Investment giant KKR & Co. Inc. agreed to buy online contact lens retailer 1-800 Contacts Inc. (No. 93 in the 2020 Digital Commerce 360 Top 1000) from previous owner AEA Investors LP.
1-800 Contacts and KKR didn’t disclose the transaction’s financial terms in a joint statement Wednesday. However, people familiar with the matter said the deal values 1-800 Contacts at more than $3.00 billion.
“They spent a lot of time investing in telemedicine solutions,” Felix Gernburd, a managing director at KKR, told Bloomberg News. “When shelter-in-place orders were restricting movement, 1-800 Contacts was one of the few places you could go to get your contacts.” The number of people using the retailer’s two online eye-exam apps at least tripled at the peak of the coronavirus-related shutdowns, the statement says.
Started in a dorm room in 1995, 1-800 Contacts sells eyewear and contact lenses online. AEA Investors acquired the merchant in 2016 from Thomas H. Lee Partners.
“We believe 1-800 Contacts’ singular focus on providing a consistent and high-quality customer experience, fueled by industry-leading capabilities and telemedicine solutions, positions them well to continue to drive innovation in the category,” Felix Gernburd, a KKR managing director, said in the joint statement.

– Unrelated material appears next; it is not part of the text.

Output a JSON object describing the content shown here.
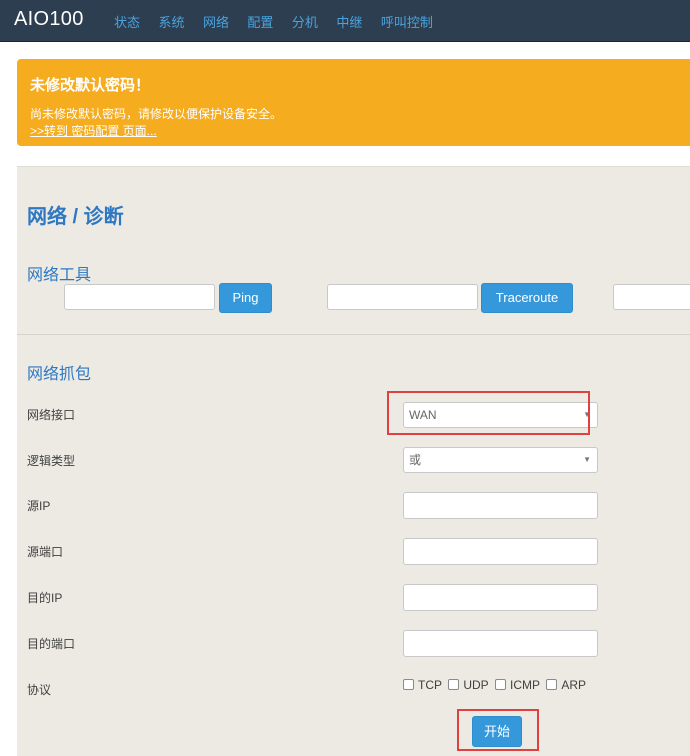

KKR’s rationale for buying 1-800 Contacts makes a lot of sense, according to George Deeb, managing partner of consulting and venture capital firm Red Rocket Ventures. The appeal for KKR, he says, is the chance to gain a sizable, innovative business in the massive healthcare industry with telemedicine capabilities, such as the ability to offer online eye exams. The deal also shows the strength of ecommerce during the pandemic, he says.
“The transaction clearly shows that ecommerce is alive and well in a world post-COVID, as more shoppers are buying from home—not in stores,” Deeb says.
AEA Investors bought 1-800 Contacts almost five years ago, and most professional investors have a three- to seven-year time horizon. Hence, AEA most likely wanted to exit its investment to help lock in the returns, Deeb says.
This week’s acquisition is not KKR’s first foray into eye care. In 2014, KKR invested in bricks-and-mortar eyewear retailer National Vision Holdings Inc. and then took it public in 2017.
A surge of new customers during the pandemic
As Americans get used to the new reality of receiving health care products and services during the pandemic, 1-800 Contacts experienced a surge of new customers—and a need to adapt.
The retailer also experienced roughly 100% year-over-year increases in new customers and repeat customers, 1-800 Contacts says, without providing specific numbers. The retailer declined to discuss how much its sales increased during that time.
Once the pandemic-related lockdowns started, 1-800 Contacts says it increased its engagement across social channels to connect with consumers posting about buying contacts or eyeglasses online. Partially because of those efforts, the retailer saw a roughly 200% increase in the use of ExpressExam—an online vision test consumers can use to renew their prescriptions, Phil Bienert, chief marketing officer, told Digital Commerce 360 before the retailer and KKR announced the acquisition.
In some respects, 1-800 Contacts was “almost designed” for the COVID-19 crisis and the lockdowns, Bienert says. “We’ve been champions of the expansion of telemedicine for many years, both as a way to increase access to vision care and to help evolve the stagnant vision industry. We were already offering telemedicine services that allow customers to renew prescriptions online, choose from the largest selection of brands and receive their contacts right to their door quickly, which meant we already had the technology in place to be able to serve our customers when others can’t,” he says.
ExpressExam provides eligible customers with a free, 10-minute online vision exam and renewed contact lens prescriptions from board-certified eye doctors. Consumers can have the exams from smartphones or computers and often get new prescriptions within just a few hours, the retailer says. The retailer determines eligibility for telehealth services by gathering information about customers’ age, location and eye health history.
“When optometrists were forced to close their doors, we stepped up our efforts to help Americans get their prescriptions renewed and contacts replenished, especially those on the front lines,” Bienert says. “We have over 45 million contact lenses in our distribution centers and are shipping orders daily. There’s been no disruption to the supply chain, so we are well prepared to take care of customers.”
The volume of calls the retailer’s call-center staff handles per day is as much as an 85% increase over pre-pandemic projections, Bienert says. To help meet the surge in sales and customers, the retailer added 200 employees from March 16 to early September, he says. The lion’s share of the new hiring was in operations roles, but the retailer hired corporate staff as well, he says.
During peak times, as many as 50 company “volunteers,” including CEO John Graham, stepped in to help ship orders at the distribution center, Bienert says.
1-800 Contacts, founded 25 years ago, owns brands including Liingo Eyewear, 6over6, Boomerang and Premium Vision. Morgan Stanley and Jefferies Financial Group Inc. are financial advisers to the retailer on the KKR deal.